With the acquisition of Philadelphia’s SUMO Heavy, ITX has an opportunity to delve deeper into e-commerce.
“When we looked at SUMO Heavy, we saw an opportunity to pick up deep e-commerce knowledge, which is exciting given our existing capabilities in other data-centric industries like financial services and healthcare,” says ITX CEO Ralph Dandrea. “ITX has never been more capable of delivering excellent services to a broad set of organizations with complex needs.”
The Rochester company builds software, websites, mobile applications, intranets and web portals, among other tailored services. These offerings aim to build trust and loyalty among clients and their users.
“We gained new perspectives in our architecture, delivery, product management, sales, and marketing teams,” Dandrea says of the acquisition, adding that the firm was “also excited about the high-quality, long-term relationships the SUMO Heavy team has with its clients. We are already offering a wider breadth of services to SUMO Heavy clients that didn’t exist before, such as UX research and design.”
ITX now employs 300 people worldwide. The acquisition, financial details of which were not disclosed, added 10 employees. While SUMO Heavy has operated remotely since 2020, Dandrea views the presence of employees in the Philadelphia area as a plus.
“That’s a great tech center with a lot going on, and it will be great to get involved in the community,” Dandrea says.
Founded in 2010 by Bart Mroz and Robert Brodie, SUMO Heavy uses a process-focused approach to deliver scalable enterprise and e-commerce solutions, including custom software products and integrations. Mroz and Brodie join ITX as engagement lead and delivery director, respectively. The SUMO Heavy team will work under the ITX name.
“The special sauce at SUMO Heavy continues to be our focus on creating business outcomes for the customer through process and predictability. ITX operates with the exact same mindset. This is a great fit,” says Mroz, SUMO Heavy’s co-founder and CEO. “ITX is in growth mode, and we’re excited to be a part of that.”
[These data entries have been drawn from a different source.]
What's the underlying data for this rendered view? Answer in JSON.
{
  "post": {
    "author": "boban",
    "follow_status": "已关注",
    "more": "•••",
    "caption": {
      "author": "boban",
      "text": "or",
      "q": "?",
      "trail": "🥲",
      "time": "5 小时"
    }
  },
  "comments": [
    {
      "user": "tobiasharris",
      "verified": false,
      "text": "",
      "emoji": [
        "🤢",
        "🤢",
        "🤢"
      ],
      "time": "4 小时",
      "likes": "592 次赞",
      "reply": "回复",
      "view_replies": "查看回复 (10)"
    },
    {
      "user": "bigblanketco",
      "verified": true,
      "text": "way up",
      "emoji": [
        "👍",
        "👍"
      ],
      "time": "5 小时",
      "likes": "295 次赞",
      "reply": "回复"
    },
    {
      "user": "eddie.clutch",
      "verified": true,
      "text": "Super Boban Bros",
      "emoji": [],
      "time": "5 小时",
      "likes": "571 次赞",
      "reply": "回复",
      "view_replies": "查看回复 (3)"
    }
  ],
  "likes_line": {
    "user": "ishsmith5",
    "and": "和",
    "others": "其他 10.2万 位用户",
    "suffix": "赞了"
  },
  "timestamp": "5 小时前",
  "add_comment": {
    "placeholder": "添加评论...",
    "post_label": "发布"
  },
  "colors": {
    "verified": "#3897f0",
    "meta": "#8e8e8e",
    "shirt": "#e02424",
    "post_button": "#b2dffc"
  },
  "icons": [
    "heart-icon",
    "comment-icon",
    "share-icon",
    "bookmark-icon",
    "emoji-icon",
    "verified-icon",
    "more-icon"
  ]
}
ITX does not publicly disclose its revenue and growth rate. The company has posted double-digit growth over each of the last two years, Dandrea says.
“This acquisition made sense as both firms were seeing growth opportunities through value-added services and bringing our clients the solutions they need,” he adds. “ We are a full-service firm, and we only grow if our clients do.”
Demand for ITX’s full-service offerings in custom software development continues to accelerate, officials say. The addition of SUMO Heavy deepens the local company’s expertise in e-commerce and digital transactions.
“ITX’s mission is to help our clients solve challenging problems so they can move, touch, and inspire the world,” Dandrea says. “SUMO Heavy is equally solutions-oriented, client-centric, and outcome-focused. Our clients–existing, new, and future–can expect service driven by a passion to solve their most challenging technology problems.”
Rochester, he says, will remain an integral part of ITX’s journey.
“We are a healthy, strong, and growing organization that has been rooted in Rochester for 26 years,” Dandrea says. “A quarter of our team is based here. We are grateful to have several long-term relationships with local clients. Rochester is our headquarters. We are committed to growing here.”
Smriti Jacob is Rochester Beacon managing editor. The Beacon welcomes comments and letters from readers who adhere to our comment policy including use of their full, real name. Submissions to the Letters page should be sent to [email protected].